It’s been a long 10 years since fans last got a proper Devil May Cry game, interrupted only by the controversial reboot /spin-off DmC - developed by Ninja Theory - but Capcom gave fans what they were looking for at E3 this year when it announced the impending release of Devil May Cry 5.

A proper continuation of the original series, the new game is once again being developed in-house at Capcom, with plenty of series veterans back at work developing it, and even the original voice actors of player characters Nero and Dante back for the big reunion.

At Gamescom 2018 Capcom finally revealed a playable demo of the game to press, and I was lucky enough to sit down and put it through its paces. Though in the interests of disclosure, I have never played a single Devil May Cry game before, so take this as the perspective of a total series newbie.

Devil May Cry 5: Release date and platforms

Devil May Cry 5 is set to make its debut roughly 11 years after its predecessor, with a release currently set for 8 March 2019. When it arrives it’ll be playable on PS4, Xbox One, and PC. If you want to get your pre-order organised early, you can head to GAME (£54.99) and Argos (£54.99) in the UK and Amazon ($59.99) in the US. We assume there will be more outlets offering the game once we get closer to release!

Devil May Cry 5 preview

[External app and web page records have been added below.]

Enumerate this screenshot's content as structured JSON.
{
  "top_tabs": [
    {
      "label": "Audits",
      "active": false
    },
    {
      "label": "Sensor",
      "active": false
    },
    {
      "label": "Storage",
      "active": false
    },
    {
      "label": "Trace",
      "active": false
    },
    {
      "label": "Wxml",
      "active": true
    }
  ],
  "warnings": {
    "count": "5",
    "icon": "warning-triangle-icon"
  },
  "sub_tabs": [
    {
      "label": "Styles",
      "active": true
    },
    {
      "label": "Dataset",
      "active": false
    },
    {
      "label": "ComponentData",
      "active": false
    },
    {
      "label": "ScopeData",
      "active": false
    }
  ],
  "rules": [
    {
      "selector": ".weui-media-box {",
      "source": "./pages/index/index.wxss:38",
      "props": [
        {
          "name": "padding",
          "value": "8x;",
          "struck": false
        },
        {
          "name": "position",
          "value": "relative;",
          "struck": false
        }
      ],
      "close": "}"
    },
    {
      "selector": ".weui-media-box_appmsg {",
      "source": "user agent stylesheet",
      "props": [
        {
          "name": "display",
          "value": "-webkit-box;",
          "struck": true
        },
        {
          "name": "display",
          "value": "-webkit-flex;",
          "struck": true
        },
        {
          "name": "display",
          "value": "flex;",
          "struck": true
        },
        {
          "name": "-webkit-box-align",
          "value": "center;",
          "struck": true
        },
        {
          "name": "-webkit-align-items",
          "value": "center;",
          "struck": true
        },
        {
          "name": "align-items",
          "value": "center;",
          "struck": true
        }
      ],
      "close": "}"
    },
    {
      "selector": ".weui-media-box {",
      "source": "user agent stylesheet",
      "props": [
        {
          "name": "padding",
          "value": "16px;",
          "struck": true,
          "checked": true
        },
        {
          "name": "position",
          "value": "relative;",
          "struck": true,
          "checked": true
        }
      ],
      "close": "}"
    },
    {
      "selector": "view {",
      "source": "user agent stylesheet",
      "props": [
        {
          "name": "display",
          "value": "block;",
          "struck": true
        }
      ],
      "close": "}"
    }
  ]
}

Capcom is billing Devil May Cry 5 as a return to the classic series form after the slight reinvention of DmC, meaning it’s a fast-paced hack-and-slash that rewards you for how stylish your combos are as much as how much damage they do.

The game will let you play as Dante, Nero (sporting a new haircut) or an as-yet-unknown third character, but our 20-minute demo was with Nero, tearing through hordes of demons with his sword, guns, and interchangeable demon robot arms. It’s not a subtle game.

Combat starts off simple, but naturally, there’s plenty of room for complexity. Different buttons each handle attacks with Nero’s three weapon types, and to succeed (and earn a stylish rating) you’ll have to string them together into slick combos - though there’s an optional Auto-Assist mode that gives you easy access to a few simple combos to help you along if you’re new.

Most of that is pretty standard stuff of course, but Nero’s Devil Bringer arm is where it gets more interesting. This deals serious damage in a single hit, but if you get hurt mid-attack you’ll lose the arm entirely - as you will if you use a suped up area-of-effect attack that intentionally destroys your current Devil Bringer.

Luckily you can carry a few of them, with different types of arms offering different attacks. It’s an interesting wrinkle of strategy to worry about mid-fight - do you resist using your Devil Bringer in hectic fights to avoid running out of them, or even burn through the one you’ve got equipped to get to a more powerful one in your inventory?

It’s a Devil May Cry game, which means you’re fighting demons. We ran through a few different types, from winged bugs to giant tentacles erupting from a London street, culminating in a battle against a towering boss called Goliath, a furry thing that could spew fire from an extra mouth in its stomach. If there’s one thing this game isn’t, it’s boring.

That boss battle was preceded by a cutscene that shows off Nero’s slightly dubious wit, and hints at a plot that might make more sense to you than me: something about collecting a fruit and becoming king of the underworld.

The boss fight it led to was brilliant though, with Goliath smashing through the building as the fight progressed, alternating between great swinging blows and the aforementioned flamethrower in his belly. Getting the hang of his attack rhythms was simple enough - if anything the fight seemed slightly easy considering I’m brand-new to the series - but this looked like a very early section of the game, so no doubt the threat level will ramp up considerably.

For such an ugly creature, he also looked fantastic. Or rather, the whole game does, running as it is on Capcom’s fancy new REngine, the same tech that powers Resident Evil 7 and the upcoming Resident Evil 2 remake.

The engine handles the shift to a very different style of game surprisingly well, with fast, fluid animations (a must for a precision fighter like this), shiny particle effects, and impressively lifelike facial animations during the cutscenes.

If you want to see it in action yourself, you can watch me play through the full Gamescom demo over 18 minutes right here. Please don’t judge my skills too harshly: